Many have pointed the finger at global corporations’ failure to provide adequate fire and building safeguards for factory workers. Such controversy has resulted in pressure upon the major retailers to sign a legally binding agreement aimed to improve conditions in the country, which to date has the support of 19 corporations.
However, only one company, PVH -- which owns brands including Tommy Hilfiger, Calvin Klein and Van Heusen -- is American. The Gap and Walmart, two of the major producers in Bangladesh, continue to resist signing any agreement that is legally binding or enforceable. Instead, Walmart has said it will conduct its own investigations into its supplier factories.

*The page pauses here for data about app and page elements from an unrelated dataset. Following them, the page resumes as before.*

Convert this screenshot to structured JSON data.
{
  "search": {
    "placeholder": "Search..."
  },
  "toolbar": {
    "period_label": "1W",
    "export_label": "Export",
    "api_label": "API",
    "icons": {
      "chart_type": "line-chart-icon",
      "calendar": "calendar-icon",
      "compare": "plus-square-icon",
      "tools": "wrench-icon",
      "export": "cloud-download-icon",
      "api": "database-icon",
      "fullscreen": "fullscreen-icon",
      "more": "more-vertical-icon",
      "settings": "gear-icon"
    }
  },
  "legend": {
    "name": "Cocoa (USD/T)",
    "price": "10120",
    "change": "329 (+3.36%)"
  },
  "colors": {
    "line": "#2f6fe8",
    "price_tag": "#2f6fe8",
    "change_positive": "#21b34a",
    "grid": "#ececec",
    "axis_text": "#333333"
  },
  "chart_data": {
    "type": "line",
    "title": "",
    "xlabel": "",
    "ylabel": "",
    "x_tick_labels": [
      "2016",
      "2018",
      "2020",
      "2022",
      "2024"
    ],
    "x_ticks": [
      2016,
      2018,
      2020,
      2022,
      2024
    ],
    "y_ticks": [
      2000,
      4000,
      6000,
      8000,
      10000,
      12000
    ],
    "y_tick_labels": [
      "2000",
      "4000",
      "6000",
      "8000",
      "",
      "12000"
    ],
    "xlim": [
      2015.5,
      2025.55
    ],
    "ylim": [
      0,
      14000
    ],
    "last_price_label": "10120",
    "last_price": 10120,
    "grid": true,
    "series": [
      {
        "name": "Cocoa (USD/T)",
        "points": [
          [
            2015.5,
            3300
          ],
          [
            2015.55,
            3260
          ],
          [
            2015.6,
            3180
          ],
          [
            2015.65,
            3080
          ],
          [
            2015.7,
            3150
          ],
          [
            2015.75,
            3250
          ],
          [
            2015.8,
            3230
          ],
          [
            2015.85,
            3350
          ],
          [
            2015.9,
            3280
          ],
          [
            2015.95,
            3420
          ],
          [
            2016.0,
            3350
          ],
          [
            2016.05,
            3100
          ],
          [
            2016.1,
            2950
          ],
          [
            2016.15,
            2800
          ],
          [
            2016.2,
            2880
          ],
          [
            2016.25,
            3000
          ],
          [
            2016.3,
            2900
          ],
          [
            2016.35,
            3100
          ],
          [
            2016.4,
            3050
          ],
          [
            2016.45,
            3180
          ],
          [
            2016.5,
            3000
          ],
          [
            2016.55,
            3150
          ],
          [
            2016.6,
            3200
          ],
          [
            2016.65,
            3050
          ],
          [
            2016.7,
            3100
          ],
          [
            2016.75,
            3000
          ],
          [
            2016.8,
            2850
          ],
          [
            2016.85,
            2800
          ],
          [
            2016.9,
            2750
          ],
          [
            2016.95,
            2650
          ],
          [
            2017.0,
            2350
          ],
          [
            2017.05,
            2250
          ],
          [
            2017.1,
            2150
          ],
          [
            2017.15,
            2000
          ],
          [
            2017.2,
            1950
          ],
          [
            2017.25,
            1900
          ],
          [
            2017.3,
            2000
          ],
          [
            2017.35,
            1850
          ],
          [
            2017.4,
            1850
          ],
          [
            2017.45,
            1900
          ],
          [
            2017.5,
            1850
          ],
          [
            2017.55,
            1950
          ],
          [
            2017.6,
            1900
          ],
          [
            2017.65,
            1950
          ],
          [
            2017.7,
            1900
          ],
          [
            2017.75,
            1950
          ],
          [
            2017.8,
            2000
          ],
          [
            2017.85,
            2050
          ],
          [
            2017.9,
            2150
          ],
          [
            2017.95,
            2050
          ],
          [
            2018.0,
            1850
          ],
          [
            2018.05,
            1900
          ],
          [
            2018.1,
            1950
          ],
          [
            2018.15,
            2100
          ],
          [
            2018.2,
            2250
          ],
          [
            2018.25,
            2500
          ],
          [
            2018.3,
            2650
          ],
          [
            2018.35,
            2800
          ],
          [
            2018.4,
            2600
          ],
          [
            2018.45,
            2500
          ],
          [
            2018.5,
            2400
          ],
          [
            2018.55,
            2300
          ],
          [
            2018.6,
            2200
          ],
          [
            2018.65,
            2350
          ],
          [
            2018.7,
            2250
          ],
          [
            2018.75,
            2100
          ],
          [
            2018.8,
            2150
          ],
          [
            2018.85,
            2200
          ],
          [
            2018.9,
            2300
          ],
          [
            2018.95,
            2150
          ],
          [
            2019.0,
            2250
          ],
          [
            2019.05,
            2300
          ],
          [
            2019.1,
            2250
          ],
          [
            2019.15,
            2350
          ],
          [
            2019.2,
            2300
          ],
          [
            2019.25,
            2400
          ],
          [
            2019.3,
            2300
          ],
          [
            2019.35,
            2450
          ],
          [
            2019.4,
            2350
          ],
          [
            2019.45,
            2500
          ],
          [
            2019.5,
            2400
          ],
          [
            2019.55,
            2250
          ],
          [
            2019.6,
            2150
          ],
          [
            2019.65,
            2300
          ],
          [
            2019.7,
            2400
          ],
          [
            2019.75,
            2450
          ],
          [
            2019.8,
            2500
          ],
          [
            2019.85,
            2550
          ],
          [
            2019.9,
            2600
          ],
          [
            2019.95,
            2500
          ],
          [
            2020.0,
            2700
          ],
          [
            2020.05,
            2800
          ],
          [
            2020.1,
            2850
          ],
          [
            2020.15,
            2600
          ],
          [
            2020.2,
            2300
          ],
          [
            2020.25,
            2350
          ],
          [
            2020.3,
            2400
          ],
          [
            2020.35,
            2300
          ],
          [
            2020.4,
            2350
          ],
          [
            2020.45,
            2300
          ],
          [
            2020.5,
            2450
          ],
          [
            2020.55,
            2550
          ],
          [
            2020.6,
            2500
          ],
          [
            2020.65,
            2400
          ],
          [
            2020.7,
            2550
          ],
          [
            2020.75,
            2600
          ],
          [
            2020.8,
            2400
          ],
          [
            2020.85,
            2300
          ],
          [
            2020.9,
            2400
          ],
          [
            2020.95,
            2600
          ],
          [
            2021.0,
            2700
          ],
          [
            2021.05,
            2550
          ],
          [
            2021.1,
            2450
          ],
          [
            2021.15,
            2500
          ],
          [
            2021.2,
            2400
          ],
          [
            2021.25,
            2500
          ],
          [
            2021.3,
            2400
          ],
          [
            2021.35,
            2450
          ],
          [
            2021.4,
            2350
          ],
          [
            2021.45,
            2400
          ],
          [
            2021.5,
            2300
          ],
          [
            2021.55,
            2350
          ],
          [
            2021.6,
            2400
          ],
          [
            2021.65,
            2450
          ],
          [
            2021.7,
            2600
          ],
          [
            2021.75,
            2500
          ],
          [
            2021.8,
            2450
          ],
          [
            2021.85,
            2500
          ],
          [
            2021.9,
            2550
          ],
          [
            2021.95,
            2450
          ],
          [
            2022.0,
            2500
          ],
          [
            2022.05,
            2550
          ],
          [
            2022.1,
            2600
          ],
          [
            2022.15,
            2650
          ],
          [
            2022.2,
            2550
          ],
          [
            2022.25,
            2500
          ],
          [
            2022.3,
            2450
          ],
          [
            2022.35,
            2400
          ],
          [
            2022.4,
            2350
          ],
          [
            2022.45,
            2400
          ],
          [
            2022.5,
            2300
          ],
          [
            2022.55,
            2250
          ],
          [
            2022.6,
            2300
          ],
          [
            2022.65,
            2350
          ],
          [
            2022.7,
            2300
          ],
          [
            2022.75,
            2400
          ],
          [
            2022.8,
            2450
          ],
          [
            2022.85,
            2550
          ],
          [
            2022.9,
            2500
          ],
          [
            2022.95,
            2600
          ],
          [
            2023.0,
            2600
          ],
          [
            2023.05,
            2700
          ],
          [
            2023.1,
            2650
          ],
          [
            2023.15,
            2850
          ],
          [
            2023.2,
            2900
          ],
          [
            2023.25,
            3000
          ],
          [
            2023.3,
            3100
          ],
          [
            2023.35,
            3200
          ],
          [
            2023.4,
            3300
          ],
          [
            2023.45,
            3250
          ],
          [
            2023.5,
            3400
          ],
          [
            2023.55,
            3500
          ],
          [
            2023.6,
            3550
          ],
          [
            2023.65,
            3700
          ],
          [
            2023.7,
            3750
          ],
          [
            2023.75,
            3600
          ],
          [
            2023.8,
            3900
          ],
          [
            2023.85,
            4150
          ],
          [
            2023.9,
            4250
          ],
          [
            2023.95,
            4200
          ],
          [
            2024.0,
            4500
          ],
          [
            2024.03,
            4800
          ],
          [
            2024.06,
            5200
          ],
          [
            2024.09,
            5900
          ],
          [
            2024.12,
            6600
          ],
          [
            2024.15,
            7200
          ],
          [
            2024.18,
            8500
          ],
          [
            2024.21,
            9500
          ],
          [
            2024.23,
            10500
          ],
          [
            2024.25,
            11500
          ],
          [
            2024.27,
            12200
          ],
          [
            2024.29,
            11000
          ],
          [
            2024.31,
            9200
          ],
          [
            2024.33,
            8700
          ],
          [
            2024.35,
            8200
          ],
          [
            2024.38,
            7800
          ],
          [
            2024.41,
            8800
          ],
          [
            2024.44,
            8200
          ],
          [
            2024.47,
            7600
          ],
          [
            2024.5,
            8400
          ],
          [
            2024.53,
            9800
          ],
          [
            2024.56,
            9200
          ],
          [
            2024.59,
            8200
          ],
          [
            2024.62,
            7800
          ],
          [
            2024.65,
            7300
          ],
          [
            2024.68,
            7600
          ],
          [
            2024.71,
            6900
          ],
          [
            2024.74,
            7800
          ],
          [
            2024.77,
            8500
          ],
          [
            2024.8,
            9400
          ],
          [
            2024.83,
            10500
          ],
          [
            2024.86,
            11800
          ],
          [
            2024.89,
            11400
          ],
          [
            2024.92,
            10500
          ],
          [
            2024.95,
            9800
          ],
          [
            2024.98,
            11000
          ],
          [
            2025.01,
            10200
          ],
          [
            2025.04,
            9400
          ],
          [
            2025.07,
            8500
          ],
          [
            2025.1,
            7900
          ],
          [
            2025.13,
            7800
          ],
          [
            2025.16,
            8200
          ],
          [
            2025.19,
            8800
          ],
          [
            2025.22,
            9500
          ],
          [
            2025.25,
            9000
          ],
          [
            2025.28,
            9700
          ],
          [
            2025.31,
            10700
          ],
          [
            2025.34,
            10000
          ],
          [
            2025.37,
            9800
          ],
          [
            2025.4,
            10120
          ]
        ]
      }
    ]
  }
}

The question that remains is what can we as consumers do to ensure that a tragedy of this magnitude does not happen again? Merely sitting back as bystanders and depending on the corporate moguls to solve a problem which has been proliferating over decades is not the answer.

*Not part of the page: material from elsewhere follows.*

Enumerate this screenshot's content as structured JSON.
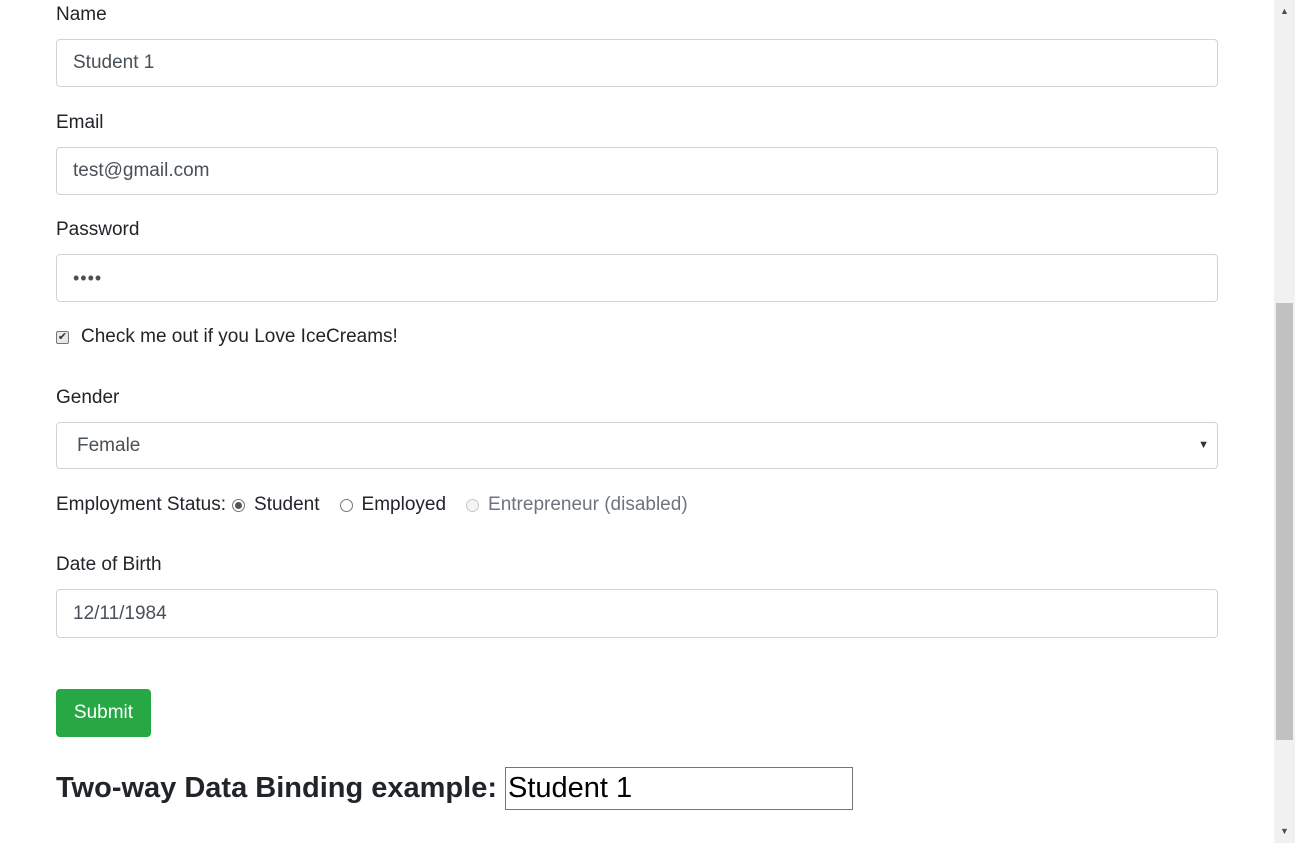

As shoppers, we have an ability and opportunity to honor our values to promote the rights of workers and advocate for change in an effort to ensure that these types of disasters do not occur again. We can do this by joining and supporting a demonstration on May 21 in San Francisco at the Gap shareholder meeting to sign the Accord on Fire and Building Safety in Bangladesh.
Take Action, Be Vocal
According to Liana Foxvog of International Labor Rights Forum (ILRF), the most important thing that consumers can do is to get involved and provide a voice. “There are not many sources where workers rights are respected in the global garment industry so we are urging consumers to be more than just consumers and raise their voices,” she said.
Foxvog told AlterNet that it is vitally important that consumers pay attention to how companies are treating workers in Bangladesh and that global companies know that consumers will not accept unsafe practice or the repression of worker’s rights to unionize.
“Taking action is the most important step for consumers and this can be done either in the form of attending protests, writing letters to store managers and foreign companies and signing petitions,” she said.
A number of petitions calling for better working conditions in Bangladesh have been circulating since the April tragedy. The Gap “ death traps” is an example of a petition instigated by ILRF which has been gaining momentum across the US and calling on consumers to take action across the country.
Foxvog argues that it’s time for companies to make a change from the past to work together on programs in agreement with global and Bangladeshi unions in order to protect workers lives and ensure safety mechanisms are in place.
As consumers, we have the power to control where and how we spend our money. There are a number of consumer shopping guides that are available in order to search for union-made clothing shops.
While an outright boycott of the industry seems like an obvious and highly desirable option, unions and activists have expressed reluctance at taking such extreme measures.
As Muhammud Yanus, Bangladeshi Nobel Peace Prize winner explains, such actions would drastically affect the social and economic future of the Bangladeshi workers.
“We cannot allow this industry to be destroyed. Rather, we have to be united as a nation to strengthen it,” Yanus said.